PROBLEM REQUIREMENTS = From the listing below, pull out all lines with "JSON" in them.

MATERIAL FOR THIS EXERCISE =

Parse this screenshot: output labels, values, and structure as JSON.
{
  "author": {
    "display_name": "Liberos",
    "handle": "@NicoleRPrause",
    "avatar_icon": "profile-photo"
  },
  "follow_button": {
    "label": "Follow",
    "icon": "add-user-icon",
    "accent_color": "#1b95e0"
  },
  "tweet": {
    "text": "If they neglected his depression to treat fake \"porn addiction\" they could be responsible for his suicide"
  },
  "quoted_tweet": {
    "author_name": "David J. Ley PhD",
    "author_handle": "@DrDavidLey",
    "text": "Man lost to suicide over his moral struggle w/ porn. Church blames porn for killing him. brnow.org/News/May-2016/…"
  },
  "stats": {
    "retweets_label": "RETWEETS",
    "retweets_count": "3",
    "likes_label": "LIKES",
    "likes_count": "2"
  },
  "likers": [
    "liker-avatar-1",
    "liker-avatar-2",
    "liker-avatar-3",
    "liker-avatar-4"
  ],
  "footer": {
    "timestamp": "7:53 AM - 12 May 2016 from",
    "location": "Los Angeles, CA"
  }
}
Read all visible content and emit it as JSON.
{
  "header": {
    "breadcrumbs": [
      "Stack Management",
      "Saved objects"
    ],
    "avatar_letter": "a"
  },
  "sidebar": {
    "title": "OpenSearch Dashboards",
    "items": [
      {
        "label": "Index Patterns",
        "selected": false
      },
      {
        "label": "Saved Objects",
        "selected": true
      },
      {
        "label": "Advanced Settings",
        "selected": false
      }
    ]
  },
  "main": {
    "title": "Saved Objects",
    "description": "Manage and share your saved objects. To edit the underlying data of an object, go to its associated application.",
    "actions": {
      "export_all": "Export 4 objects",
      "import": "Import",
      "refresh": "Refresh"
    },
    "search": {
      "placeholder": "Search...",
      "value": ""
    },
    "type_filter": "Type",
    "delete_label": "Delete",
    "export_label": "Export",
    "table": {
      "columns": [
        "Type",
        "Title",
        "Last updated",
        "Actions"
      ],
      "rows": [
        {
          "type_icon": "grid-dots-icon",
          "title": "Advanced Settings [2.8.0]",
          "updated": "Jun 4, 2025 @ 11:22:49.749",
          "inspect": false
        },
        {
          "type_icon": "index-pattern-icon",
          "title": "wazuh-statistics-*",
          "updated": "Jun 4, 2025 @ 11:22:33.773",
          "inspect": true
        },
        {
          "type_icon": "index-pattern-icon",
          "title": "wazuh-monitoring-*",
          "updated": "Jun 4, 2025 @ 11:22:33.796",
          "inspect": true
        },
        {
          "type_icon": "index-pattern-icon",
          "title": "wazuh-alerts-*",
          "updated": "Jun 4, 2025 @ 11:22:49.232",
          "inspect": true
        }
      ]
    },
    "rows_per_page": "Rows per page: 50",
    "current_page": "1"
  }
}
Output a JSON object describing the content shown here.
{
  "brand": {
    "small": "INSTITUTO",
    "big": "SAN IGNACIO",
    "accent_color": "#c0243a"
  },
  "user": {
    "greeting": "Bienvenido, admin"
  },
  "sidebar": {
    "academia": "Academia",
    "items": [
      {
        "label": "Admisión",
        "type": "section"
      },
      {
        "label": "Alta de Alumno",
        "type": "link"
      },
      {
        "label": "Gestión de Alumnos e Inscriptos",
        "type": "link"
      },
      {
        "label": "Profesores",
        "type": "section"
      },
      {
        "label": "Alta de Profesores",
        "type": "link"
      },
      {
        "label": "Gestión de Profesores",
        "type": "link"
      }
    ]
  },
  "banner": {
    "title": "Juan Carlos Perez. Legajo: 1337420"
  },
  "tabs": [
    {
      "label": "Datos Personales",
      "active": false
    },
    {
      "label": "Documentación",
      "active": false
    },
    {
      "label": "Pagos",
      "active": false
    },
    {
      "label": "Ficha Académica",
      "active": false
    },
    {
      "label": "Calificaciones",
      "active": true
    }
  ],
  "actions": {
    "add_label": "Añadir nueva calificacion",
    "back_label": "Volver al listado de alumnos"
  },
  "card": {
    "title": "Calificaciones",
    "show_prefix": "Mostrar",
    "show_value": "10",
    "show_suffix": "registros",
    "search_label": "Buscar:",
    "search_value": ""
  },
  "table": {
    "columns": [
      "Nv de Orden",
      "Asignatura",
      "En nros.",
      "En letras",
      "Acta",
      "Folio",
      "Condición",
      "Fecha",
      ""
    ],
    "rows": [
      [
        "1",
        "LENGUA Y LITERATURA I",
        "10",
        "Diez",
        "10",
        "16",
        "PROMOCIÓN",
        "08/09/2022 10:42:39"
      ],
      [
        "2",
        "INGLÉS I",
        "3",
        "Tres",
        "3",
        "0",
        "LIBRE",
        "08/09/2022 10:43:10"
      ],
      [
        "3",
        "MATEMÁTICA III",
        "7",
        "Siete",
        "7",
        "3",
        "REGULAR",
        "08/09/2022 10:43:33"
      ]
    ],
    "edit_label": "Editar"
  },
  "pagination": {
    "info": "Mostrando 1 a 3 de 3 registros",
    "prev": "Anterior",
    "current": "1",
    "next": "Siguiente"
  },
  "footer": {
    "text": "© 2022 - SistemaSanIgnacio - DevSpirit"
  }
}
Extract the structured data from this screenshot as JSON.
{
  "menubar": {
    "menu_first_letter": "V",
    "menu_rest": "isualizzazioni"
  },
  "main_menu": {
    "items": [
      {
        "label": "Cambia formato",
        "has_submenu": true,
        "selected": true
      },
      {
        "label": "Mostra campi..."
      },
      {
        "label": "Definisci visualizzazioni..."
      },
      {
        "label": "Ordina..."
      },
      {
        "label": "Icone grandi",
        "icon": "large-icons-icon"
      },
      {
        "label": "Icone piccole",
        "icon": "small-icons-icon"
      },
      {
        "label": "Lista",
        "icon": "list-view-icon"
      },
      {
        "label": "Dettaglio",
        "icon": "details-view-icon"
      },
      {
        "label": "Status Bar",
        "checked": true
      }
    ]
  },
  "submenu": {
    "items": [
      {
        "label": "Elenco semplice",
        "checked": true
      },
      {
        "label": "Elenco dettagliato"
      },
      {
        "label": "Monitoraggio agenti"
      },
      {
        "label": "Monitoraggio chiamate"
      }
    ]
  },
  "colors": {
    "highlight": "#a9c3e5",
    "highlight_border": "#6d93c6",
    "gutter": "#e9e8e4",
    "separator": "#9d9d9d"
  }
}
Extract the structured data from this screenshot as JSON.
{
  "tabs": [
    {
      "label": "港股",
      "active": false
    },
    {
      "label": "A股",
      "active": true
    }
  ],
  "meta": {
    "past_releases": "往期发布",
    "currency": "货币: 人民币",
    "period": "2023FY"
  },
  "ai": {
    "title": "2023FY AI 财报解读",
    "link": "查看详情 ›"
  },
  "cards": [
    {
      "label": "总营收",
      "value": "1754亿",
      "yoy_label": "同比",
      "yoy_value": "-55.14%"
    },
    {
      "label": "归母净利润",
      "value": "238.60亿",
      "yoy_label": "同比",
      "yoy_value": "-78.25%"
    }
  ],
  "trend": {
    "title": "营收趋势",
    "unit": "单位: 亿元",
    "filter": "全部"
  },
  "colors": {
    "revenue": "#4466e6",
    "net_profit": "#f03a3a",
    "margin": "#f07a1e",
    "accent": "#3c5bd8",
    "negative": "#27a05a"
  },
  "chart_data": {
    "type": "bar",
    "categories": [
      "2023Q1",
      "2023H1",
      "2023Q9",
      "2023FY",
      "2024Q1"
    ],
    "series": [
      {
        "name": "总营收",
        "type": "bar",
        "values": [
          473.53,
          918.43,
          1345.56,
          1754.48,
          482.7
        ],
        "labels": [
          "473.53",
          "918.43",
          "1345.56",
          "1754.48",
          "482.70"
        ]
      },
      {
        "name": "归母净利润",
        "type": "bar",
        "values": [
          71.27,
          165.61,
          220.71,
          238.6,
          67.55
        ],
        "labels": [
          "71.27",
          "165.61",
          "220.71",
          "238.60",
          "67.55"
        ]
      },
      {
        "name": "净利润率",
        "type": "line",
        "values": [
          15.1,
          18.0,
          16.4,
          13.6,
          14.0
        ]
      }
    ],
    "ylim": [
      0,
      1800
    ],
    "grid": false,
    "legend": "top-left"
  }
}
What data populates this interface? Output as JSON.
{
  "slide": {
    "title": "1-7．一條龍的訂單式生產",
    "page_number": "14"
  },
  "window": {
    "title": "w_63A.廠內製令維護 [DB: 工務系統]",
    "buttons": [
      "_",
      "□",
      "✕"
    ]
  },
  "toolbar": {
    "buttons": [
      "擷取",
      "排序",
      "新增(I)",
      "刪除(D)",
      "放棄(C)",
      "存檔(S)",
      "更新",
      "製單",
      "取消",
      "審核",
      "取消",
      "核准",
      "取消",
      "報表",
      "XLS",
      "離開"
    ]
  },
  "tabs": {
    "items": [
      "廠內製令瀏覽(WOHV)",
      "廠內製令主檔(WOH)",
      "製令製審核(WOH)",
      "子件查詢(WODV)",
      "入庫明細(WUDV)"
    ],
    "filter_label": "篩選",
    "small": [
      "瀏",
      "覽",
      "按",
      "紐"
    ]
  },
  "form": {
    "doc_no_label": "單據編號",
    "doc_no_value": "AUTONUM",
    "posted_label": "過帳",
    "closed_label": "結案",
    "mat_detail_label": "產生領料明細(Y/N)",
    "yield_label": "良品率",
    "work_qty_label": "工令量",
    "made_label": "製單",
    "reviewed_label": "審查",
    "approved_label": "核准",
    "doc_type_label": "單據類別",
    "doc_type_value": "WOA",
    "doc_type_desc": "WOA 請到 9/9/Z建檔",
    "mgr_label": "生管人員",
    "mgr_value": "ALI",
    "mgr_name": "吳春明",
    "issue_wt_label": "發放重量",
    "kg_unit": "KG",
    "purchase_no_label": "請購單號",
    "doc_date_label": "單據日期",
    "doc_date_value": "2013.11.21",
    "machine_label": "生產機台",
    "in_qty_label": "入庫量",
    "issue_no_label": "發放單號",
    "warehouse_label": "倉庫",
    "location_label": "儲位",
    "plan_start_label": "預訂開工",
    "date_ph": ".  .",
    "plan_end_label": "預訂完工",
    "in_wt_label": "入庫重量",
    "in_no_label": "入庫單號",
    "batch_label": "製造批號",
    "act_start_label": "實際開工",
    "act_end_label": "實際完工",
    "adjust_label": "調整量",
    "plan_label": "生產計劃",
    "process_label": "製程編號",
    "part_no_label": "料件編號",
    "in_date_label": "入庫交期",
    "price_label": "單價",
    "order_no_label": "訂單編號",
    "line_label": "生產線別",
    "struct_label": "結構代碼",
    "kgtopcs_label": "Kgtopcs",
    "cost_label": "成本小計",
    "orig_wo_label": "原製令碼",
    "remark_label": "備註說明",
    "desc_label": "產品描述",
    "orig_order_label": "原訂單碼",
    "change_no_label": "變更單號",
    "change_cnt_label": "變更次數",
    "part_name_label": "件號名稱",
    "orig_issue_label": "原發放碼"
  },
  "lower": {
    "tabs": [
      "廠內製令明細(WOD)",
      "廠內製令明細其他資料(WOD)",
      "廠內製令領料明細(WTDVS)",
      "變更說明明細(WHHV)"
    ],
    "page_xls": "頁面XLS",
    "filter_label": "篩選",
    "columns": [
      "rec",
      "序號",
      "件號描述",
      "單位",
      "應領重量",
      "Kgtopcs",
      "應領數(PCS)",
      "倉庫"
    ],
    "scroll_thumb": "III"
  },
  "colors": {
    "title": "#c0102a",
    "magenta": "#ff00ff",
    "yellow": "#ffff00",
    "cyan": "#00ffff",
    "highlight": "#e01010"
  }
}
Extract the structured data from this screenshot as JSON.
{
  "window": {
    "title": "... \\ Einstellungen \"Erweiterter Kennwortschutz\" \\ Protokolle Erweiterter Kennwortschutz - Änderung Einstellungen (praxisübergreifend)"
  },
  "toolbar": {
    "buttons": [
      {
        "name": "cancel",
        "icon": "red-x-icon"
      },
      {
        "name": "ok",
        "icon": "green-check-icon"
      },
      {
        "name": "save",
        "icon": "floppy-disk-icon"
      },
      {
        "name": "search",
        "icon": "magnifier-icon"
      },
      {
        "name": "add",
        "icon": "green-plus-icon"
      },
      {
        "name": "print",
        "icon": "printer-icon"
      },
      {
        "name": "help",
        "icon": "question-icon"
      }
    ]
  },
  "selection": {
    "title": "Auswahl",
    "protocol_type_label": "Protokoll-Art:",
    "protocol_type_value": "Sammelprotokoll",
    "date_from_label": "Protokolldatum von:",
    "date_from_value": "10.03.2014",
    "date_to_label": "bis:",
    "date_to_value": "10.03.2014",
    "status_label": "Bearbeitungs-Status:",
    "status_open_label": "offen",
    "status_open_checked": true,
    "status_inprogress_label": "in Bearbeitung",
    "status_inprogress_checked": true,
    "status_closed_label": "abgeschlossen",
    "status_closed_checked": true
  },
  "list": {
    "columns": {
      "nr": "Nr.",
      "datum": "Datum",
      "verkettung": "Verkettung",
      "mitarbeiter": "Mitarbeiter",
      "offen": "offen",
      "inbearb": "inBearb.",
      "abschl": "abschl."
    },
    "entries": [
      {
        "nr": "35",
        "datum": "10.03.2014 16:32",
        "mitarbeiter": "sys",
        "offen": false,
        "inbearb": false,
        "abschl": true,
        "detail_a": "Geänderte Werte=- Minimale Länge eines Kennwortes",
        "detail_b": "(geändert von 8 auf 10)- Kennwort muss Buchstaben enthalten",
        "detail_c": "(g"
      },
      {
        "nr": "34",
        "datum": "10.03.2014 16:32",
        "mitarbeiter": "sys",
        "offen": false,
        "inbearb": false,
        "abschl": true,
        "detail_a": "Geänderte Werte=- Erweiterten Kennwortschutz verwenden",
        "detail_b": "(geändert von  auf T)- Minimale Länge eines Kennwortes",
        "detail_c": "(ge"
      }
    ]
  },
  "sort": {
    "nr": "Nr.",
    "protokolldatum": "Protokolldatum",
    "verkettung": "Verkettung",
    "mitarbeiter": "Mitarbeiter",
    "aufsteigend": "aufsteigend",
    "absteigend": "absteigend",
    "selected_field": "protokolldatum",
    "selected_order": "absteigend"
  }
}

FINISHED TASK =
Parse this screenshot: output labels, values, and structure as JSON.
Read all visible content and emit it as JSON.
Output a JSON object describing the content shown here.
Extract the structured data from this screenshot as JSON.
Extract the structured data from this screenshot as JSON.
What data populates this interface? Output as JSON.
Extract the structured data from this screenshot as JSON.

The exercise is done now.